--- SUPPLIED MATERIAL ---

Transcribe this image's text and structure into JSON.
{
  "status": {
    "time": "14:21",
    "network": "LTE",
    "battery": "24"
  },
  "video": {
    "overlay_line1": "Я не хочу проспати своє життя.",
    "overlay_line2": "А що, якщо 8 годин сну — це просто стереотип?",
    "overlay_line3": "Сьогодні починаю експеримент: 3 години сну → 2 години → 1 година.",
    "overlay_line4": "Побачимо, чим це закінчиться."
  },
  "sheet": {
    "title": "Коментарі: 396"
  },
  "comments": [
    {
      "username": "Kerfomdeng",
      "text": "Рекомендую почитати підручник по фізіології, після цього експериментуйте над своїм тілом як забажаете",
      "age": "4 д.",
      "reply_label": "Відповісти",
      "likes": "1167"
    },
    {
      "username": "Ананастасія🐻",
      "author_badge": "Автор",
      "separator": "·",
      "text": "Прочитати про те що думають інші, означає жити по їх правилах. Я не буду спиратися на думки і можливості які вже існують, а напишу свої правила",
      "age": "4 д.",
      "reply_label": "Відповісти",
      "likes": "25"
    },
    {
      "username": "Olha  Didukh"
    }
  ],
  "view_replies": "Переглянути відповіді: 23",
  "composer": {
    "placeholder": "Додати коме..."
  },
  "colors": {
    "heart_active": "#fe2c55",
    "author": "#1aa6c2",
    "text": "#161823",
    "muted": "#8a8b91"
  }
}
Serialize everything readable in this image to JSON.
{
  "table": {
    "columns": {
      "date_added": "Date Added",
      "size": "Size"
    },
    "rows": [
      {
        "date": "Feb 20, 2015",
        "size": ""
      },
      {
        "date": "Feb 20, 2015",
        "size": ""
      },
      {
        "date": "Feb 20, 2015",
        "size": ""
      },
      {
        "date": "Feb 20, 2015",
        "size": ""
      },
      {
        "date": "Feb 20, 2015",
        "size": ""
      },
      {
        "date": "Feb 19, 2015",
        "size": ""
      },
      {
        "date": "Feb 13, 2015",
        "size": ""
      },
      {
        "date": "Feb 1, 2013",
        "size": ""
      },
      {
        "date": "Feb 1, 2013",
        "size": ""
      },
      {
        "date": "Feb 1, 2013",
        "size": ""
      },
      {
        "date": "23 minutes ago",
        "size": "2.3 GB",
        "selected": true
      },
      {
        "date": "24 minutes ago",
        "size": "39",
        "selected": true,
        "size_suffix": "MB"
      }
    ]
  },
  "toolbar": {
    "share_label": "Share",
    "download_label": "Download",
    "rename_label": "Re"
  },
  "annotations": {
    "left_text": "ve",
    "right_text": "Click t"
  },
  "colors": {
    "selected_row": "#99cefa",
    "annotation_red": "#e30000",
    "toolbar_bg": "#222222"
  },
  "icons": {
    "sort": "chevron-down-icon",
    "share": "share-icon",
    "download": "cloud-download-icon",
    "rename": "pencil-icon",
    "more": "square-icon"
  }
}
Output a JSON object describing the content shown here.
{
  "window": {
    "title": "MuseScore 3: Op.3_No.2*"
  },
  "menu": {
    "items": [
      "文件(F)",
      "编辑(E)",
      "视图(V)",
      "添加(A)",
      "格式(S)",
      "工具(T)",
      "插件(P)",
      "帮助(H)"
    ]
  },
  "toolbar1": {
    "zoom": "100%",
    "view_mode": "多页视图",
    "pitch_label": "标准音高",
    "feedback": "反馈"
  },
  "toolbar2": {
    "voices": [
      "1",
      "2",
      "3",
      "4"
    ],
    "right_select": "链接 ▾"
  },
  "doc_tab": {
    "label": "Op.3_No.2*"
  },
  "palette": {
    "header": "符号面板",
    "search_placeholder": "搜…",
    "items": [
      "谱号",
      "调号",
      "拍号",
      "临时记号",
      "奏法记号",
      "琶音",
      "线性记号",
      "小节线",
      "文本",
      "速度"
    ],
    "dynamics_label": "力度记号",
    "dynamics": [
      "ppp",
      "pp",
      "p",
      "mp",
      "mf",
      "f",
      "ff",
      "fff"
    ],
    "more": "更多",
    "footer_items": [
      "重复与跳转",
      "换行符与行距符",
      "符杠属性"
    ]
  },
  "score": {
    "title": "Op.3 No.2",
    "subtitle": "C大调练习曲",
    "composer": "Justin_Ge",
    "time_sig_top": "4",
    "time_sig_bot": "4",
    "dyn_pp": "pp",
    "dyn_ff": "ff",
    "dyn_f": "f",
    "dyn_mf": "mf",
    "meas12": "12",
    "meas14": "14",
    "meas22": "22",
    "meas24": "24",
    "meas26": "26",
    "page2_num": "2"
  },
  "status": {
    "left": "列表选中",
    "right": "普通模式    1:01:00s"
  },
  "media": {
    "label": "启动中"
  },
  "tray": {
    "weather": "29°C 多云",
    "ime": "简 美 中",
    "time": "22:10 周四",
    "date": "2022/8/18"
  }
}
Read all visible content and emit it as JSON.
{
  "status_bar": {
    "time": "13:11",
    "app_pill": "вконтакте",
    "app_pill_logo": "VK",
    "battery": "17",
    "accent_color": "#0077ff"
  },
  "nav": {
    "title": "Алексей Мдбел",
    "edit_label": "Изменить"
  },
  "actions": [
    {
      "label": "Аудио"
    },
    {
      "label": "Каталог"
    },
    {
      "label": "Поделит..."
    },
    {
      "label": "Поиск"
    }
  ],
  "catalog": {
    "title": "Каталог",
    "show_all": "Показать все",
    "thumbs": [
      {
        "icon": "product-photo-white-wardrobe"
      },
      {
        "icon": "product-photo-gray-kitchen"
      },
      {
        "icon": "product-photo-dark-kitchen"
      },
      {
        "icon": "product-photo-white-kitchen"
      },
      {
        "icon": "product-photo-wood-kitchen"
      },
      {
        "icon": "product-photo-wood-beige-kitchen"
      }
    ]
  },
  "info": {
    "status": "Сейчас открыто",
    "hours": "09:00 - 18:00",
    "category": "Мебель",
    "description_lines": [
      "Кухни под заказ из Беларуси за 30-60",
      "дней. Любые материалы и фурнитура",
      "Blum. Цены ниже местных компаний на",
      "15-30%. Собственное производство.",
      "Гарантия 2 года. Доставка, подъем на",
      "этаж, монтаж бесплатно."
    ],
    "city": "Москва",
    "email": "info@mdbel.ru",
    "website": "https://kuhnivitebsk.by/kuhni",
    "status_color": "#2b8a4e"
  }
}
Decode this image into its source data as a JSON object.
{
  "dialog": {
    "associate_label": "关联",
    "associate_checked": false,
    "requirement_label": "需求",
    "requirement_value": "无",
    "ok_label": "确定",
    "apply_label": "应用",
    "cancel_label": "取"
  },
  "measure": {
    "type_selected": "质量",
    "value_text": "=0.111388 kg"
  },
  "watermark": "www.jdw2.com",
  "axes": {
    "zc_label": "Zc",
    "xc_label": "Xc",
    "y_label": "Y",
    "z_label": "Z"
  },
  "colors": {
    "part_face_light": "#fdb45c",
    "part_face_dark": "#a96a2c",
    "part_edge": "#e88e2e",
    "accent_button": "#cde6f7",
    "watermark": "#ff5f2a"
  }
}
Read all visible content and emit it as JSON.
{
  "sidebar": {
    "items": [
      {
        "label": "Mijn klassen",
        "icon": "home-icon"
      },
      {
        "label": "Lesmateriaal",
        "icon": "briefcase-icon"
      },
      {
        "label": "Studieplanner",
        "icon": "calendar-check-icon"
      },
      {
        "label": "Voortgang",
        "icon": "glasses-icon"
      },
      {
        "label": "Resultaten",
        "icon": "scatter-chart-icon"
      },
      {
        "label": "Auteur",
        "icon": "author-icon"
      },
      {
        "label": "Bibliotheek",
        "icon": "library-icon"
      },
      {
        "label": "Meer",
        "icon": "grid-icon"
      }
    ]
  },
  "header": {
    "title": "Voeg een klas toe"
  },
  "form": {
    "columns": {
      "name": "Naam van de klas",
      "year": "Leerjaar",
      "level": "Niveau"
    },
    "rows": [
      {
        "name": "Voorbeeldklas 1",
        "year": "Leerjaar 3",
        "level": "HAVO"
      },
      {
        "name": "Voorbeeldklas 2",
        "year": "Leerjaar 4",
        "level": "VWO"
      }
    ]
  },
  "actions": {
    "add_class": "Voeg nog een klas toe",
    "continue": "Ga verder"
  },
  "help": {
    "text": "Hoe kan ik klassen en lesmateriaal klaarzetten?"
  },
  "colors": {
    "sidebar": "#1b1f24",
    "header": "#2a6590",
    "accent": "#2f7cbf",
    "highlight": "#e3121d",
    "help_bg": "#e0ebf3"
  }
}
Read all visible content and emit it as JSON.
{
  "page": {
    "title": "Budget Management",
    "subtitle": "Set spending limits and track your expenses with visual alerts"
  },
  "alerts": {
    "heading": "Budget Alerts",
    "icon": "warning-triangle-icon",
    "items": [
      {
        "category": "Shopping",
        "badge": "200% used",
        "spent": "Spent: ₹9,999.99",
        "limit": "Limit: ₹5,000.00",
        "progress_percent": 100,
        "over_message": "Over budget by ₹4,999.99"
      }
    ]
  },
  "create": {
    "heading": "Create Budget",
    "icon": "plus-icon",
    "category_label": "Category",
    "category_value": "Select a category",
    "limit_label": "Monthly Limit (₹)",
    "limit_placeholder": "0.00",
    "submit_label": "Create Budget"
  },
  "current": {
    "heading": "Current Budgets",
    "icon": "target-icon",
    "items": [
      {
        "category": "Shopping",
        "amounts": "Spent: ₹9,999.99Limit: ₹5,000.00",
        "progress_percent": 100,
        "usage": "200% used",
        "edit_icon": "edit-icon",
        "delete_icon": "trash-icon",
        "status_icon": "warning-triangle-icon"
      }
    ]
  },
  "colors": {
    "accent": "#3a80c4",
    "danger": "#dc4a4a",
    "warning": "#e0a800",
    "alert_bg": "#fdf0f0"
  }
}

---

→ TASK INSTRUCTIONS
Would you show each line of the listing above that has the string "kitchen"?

→ WRITTEN SOLUTION
        "icon": "product-photo-gray-kitchen"
        "icon": "product-photo-dark-kitchen"
        "icon": "product-photo-white-kitchen"
        "icon": "product-photo-wood-kitchen"
        "icon": "product-photo-wood-beige-kitchen"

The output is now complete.